Belgium begins trial of terror cell linked to Paris, Brussels attacks
Belgium on Monday began the trial of seven alleged jihadists accused of links to the terror cell behind the Paris and Brussels attacks.
The men were arrested after a deadly raid in the Belgian town of Verviers in January 2015 which exposed an alleged plan to kill police officers.
A further nine people who are still at large are being tried in their absence by the court in Brussels.
Police believe Abdelhamid Abaaoud, the suspected ringleader of November's Paris attacks, was giving orders to the Verviers cell by phone from Greece.
Abaaoud, who was killed in a shootout in Paris days after the attacks, also had close links to the cell behind the March 22 Brussels airport and metro attacks.
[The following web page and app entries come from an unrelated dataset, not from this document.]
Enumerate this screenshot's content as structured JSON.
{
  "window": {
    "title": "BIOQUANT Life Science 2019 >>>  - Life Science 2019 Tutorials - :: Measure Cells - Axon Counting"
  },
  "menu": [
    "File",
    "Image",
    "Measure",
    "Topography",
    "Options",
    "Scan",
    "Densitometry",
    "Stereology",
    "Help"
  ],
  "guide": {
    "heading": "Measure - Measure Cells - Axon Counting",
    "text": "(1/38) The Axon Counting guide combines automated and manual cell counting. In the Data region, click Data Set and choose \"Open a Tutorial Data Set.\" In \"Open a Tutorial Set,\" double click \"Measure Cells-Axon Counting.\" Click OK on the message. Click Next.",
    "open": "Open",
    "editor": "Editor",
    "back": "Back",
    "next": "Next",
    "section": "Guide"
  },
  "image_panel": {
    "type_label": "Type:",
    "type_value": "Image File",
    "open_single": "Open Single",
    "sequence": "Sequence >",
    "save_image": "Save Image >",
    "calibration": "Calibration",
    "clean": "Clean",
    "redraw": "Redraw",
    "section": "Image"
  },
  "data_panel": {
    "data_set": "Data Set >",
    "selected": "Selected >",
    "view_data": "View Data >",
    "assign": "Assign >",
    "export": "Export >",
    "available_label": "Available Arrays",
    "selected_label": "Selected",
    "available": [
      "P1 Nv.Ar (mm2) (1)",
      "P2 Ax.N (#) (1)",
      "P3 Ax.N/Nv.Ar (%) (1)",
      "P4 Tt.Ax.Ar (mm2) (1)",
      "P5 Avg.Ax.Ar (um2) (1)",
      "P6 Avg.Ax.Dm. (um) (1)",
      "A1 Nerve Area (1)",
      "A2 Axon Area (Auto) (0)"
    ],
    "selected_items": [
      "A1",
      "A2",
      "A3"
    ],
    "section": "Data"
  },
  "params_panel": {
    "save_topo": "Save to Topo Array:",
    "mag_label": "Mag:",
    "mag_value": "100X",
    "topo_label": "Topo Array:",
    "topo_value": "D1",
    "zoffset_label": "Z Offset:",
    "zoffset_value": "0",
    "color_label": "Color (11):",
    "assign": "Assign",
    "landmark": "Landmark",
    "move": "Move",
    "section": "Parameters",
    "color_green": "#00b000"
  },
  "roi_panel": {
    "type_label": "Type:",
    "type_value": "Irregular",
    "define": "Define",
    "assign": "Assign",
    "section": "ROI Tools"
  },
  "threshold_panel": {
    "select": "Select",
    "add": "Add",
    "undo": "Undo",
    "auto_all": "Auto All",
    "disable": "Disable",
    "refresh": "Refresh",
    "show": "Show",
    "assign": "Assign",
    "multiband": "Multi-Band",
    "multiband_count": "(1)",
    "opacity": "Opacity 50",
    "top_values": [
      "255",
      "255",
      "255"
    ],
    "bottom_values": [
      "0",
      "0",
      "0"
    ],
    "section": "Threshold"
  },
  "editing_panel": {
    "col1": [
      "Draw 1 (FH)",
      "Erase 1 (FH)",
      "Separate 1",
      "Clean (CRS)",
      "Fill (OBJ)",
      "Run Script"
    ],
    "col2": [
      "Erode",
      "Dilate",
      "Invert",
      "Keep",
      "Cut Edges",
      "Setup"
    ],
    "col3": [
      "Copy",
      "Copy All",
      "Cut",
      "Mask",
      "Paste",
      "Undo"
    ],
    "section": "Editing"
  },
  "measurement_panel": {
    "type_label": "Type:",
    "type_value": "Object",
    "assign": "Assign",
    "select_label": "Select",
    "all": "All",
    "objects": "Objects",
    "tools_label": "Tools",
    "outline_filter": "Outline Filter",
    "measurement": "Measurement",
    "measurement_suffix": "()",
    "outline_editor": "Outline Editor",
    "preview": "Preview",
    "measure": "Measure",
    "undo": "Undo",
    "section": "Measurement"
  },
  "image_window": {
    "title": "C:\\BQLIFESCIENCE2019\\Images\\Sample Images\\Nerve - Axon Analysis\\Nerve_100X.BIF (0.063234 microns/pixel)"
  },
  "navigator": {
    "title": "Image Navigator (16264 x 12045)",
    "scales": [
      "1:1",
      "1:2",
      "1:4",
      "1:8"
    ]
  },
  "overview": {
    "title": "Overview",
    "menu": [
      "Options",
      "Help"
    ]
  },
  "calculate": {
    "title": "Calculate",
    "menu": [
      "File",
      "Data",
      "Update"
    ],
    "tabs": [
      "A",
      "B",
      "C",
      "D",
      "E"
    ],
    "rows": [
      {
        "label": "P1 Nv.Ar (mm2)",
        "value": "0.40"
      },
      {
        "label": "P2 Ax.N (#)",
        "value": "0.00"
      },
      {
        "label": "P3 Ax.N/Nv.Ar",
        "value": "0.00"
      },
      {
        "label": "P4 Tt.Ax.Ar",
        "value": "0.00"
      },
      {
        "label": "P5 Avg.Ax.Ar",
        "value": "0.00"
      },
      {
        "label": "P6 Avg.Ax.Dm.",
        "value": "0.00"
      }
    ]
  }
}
French President Francois Hollande has said the same terror cell was behind the Paris massacre, in which gunmen and suicide bombers killed 130 people, and the Brussels attacks in which 32 people died.
Both attacks have been claimed by the Islamic State jihadist group.
"The theory in which Verviers is at the heart of the Paris attacks" is among those being probed by French legal authorities, a source close to the investigation told the French newspaper Le Monde.
The main suspect at the trial of the Verviers cell is Marouane El Bali, who is accused of attempted murder for firing at police during the gunfight, during which two suspected jihadists were killed.
He denies the charges.
"He was a small player and was absolutely not aware of any planned attacks," his lawyer Sebastien Courtoy told Belga news agency.
Belgian police said at the time the cell was planning to kill and kidnap police officers under orders from Islamic State.
Killed in the raid were Sofiane Amghar and Khalid Ben Larbi who went to Syria to join Islamic State in April 2014. The two then slipped back into Belgium to the Verviers hideout which is about 120 kilometres (75 miles) east of Brussels.
The raid on Verviers also occurred just two weeks after a set of jihadist attacks in Paris against the Charlie Hebdo satirical newspaper and a Jewish supermarket that left 17 people dead.
© 2016 AFP